The Humane Society of Utah has set up in a room of its shelter three remote-controlled cat toys that people can control through the iPet Companion website. Visitors to the site wait their turn for a two-minute session that gives you control over the toys, and a surveillance camera to watch the cats play. Once the session is over, you can get back in line for another turn.
The Murray shelter launched the new feature Monday morning, and hope it will dispel the myth that a shelter is "a sad, depressing place" and shine special attention on cats who tend to get passed by, said spokeswoman Deann Shepherd.
Right now, the shelter is keeping foster cats in the room with the iPet technology. They hope that giving people chance to interact with the cats will help them "understand that there's still a lot of love in them, and that they're still great pets," Shepherd said.

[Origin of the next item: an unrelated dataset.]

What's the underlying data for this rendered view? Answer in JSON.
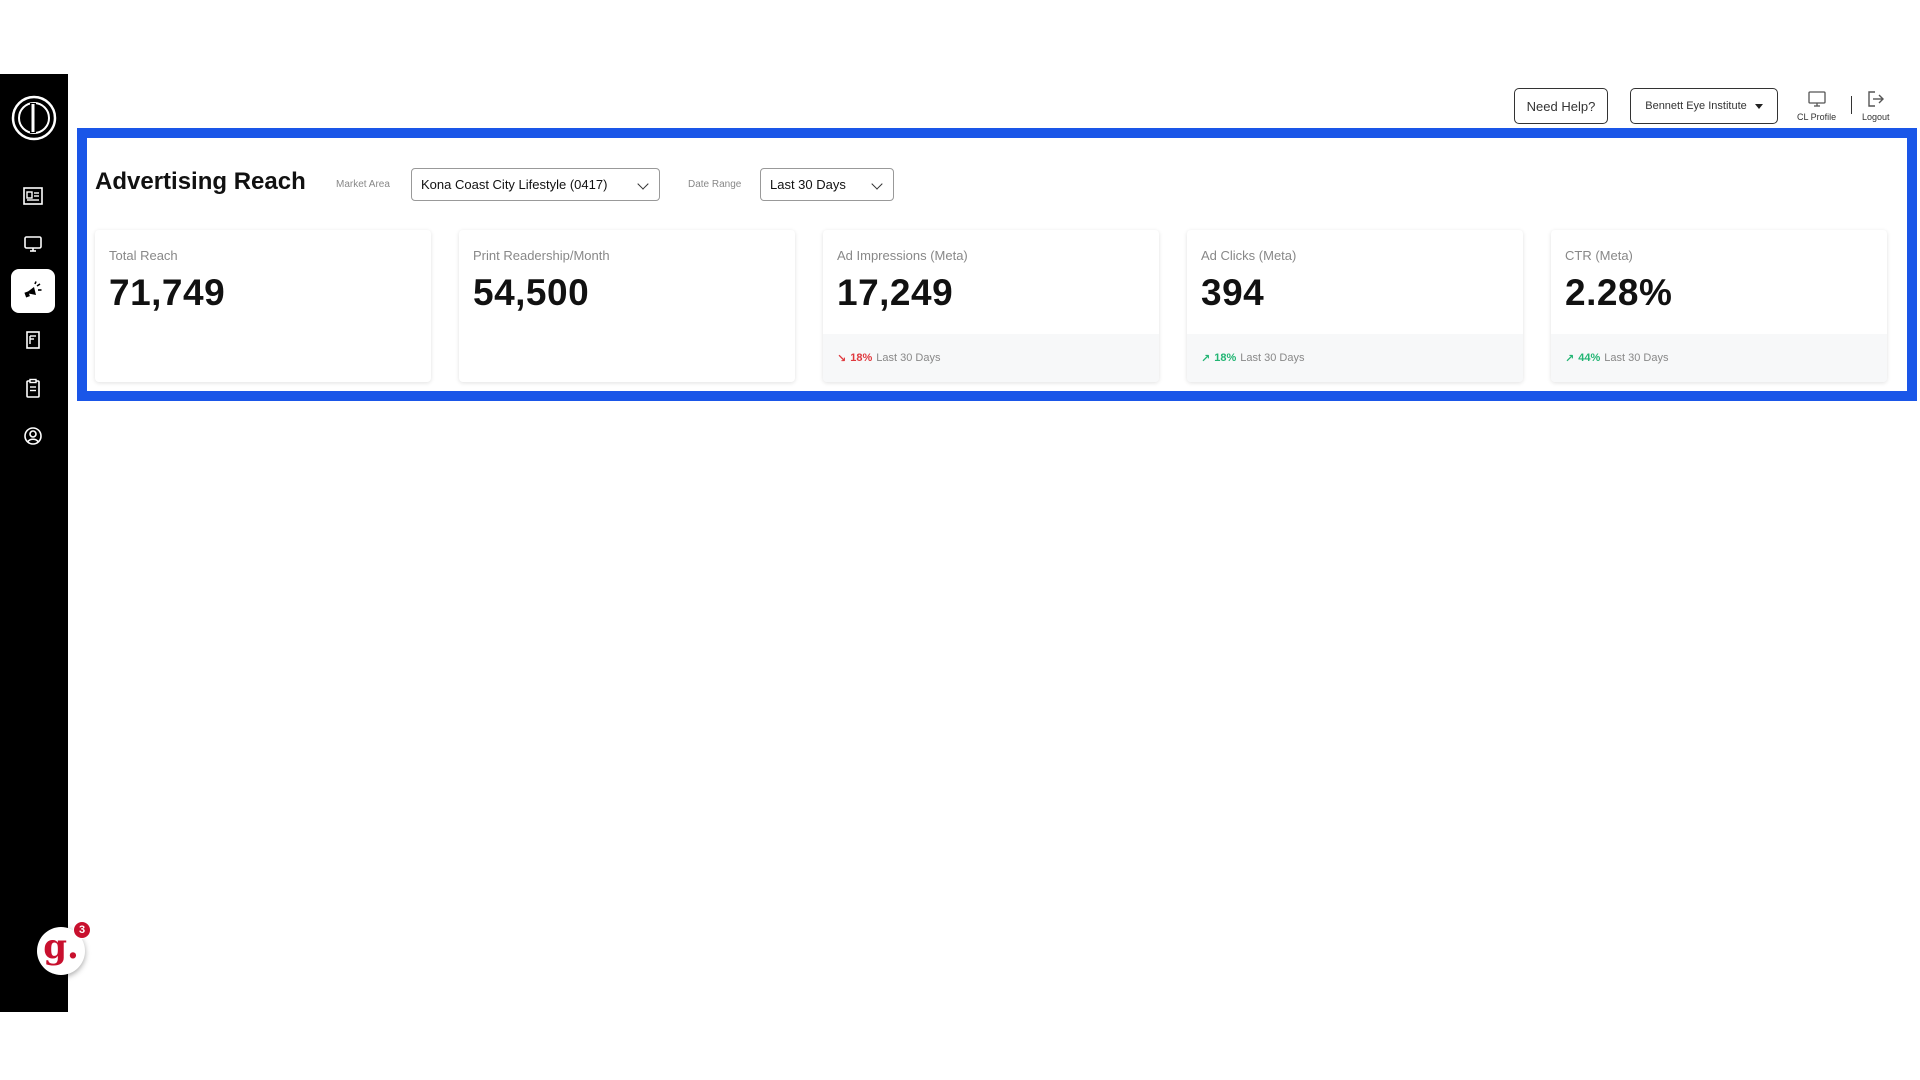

The shelter plans on adding older cats to the room as well.
The technology also gives people a chance to play with cats if they can't own one because of an allergy, for instance, Shepherd said.
iPet Companion donated the technology to the Humane Society of Utah, making it one of only 13 shelters in the country with this technology, Shepherd said. The company has reported shelters enjoying an increase in adoptions and donations after introducing the toys and camera, Shepherd added.
To celebrate the new addition to the shelter, the Humane Society is waiving adoption fees for cats who are at least 7 months old. The waiver lasts through the end of the month. All cats adopted until April 30 will also receive a free microchip.